“My perception of Zioness is about showing up at protests with the signs, not around long-term relationships,” she told the Forward. “It’s those relationships that allow you to have complicated conversations around Israel.”
Zioness’s board features Jewish liberals, such as former Clinton White House communications director Ann Lewis and onetime Democratic congressional candidate Erin Schrode. But it’s impossible to know who’s funding it now. Since it’s so new, it’s not yet required to share financial records.
“Other progressive groups are going to be looking at [the funding,] and that will probably influence whether they’re going to work with them or not,” Kelner predicted.
Berman said that the money to hire Pildis came from “an anonymous liberal Jewish philanthropist.” She refused to disclose their identity because she didn’t want Pildis to find out. Pildis said she didn’t know who it was.
Zioness’s next stage, Berman said, involves helping members advocate for specific issues they care about - providing them with policy memos and campaign strategies.
Some chapters are already active. One has joined the Florida Hate Crime Coalition.

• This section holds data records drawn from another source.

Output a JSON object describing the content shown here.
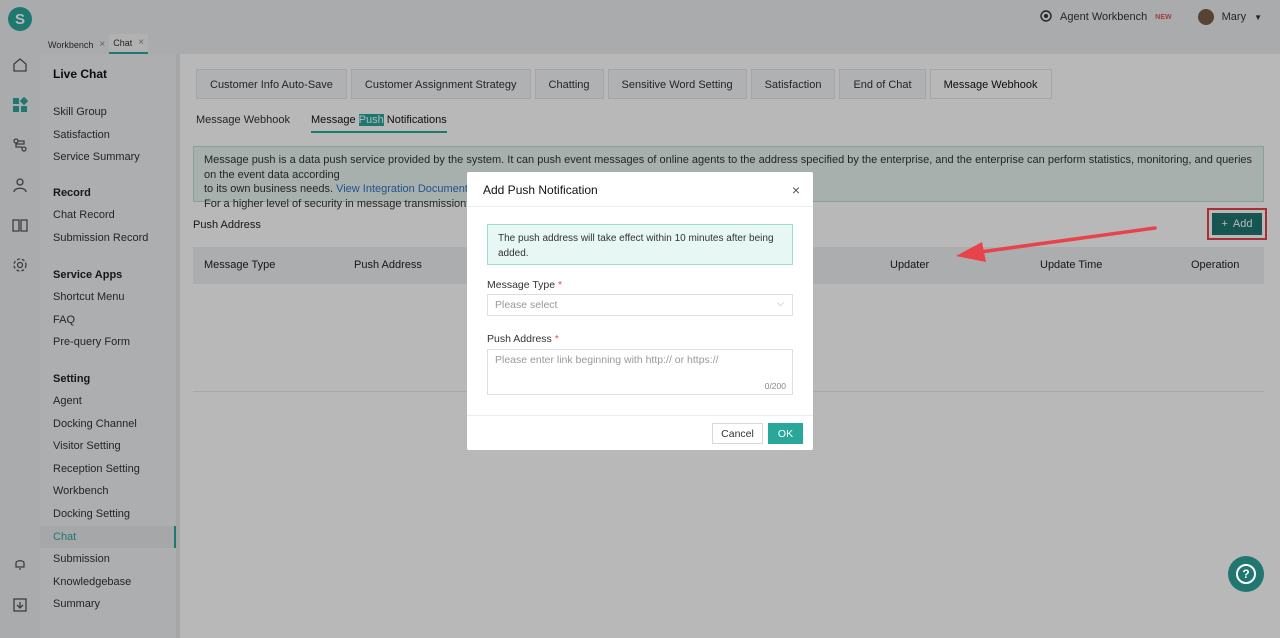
{
  "brand": {
    "logo_letter": "S",
    "accent": "#2aa79b",
    "button_dark": "#20776f"
  },
  "topbar": {
    "agent_workbench": "Agent Workbench",
    "new_badge": "NEW",
    "user": "Mary"
  },
  "tabs": [
    {
      "label": "Workbench",
      "active": false
    },
    {
      "label": "Chat",
      "active": true
    }
  ],
  "sidenav": {
    "title": "Live Chat",
    "group1": [
      "Skill Group",
      "Satisfaction",
      "Service Summary"
    ],
    "record_title": "Record",
    "record_items": [
      "Chat Record",
      "Submission Record"
    ],
    "apps_title": "Service Apps",
    "apps_items": [
      "Shortcut Menu",
      "FAQ",
      "Pre-query Form"
    ],
    "setting_title": "Setting",
    "setting_items": [
      "Agent",
      "Docking Channel",
      "Visitor Setting",
      "Reception Setting",
      "Workbench",
      "Docking Setting",
      "Chat",
      "Submission",
      "Knowledgebase",
      "Summary"
    ],
    "active_item": "Chat"
  },
  "setting_tabs": [
    "Customer Info Auto-Save",
    "Customer Assignment Strategy",
    "Chatting",
    "Sensitive Word Setting",
    "Satisfaction",
    "End of Chat",
    "Message Webhook"
  ],
  "active_setting_tab": "Message Webhook",
  "sub_tabs": {
    "first": "Message Webhook",
    "second_pre": "Message ",
    "second_hl": "Push",
    "second_post": " Notifications"
  },
  "info": {
    "line1": "Message push is a data push service provided by the system. It can push event messages of online agents to the address specified by the enterprise, and the enterprise can perform statistics, monitoring, and queries on the event data according",
    "line2_pre": "to its own business needs. ",
    "link": "View Integration Documentation",
    "line3": "For a higher level of security in message transmission, please"
  },
  "push_address_label": "Push Address",
  "add_button": "Add",
  "table_headers": [
    "Message Type",
    "Push Address",
    "Updater",
    "Update Time",
    "Operation"
  ],
  "modal": {
    "title": "Add Push Notification",
    "notice": "The push address will take effect within 10 minutes after being added.",
    "message_type_label": "Message Type",
    "message_type_placeholder": "Please select",
    "push_address_label": "Push Address",
    "push_address_placeholder": "Please enter link beginning with http:// or https://",
    "counter": "0/200",
    "cancel": "Cancel",
    "ok": "OK",
    "required_mark": "*"
  },
  "help_icon": "?"
}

Pildis has been hired to train Zioness members to be activists on domestic issues like gun control and reproductive rights. She will teach them how to engage with elected officials and form partnerships with other advocacy groups.
But what Zioness won’t do, say Pildis and Berman, is advocate for Israel – unless someone else brings it up first.
“We’ve been really clear from day one – we don’t exist just to debate the Israeli-Palestinian conflict,” Berman said.
Kelner said Zioness has a chance to be a long-term success even if other liberal groups keep their distance.
“It’s a matter of doing the hard organizing work to transform the base level of demand into people actually signing up,” he said. “Then it doesn’t matter what the origin story is, because they have the power of numbers behind them.”
Zioness, The Liberal Feminist Zionist Group, Explained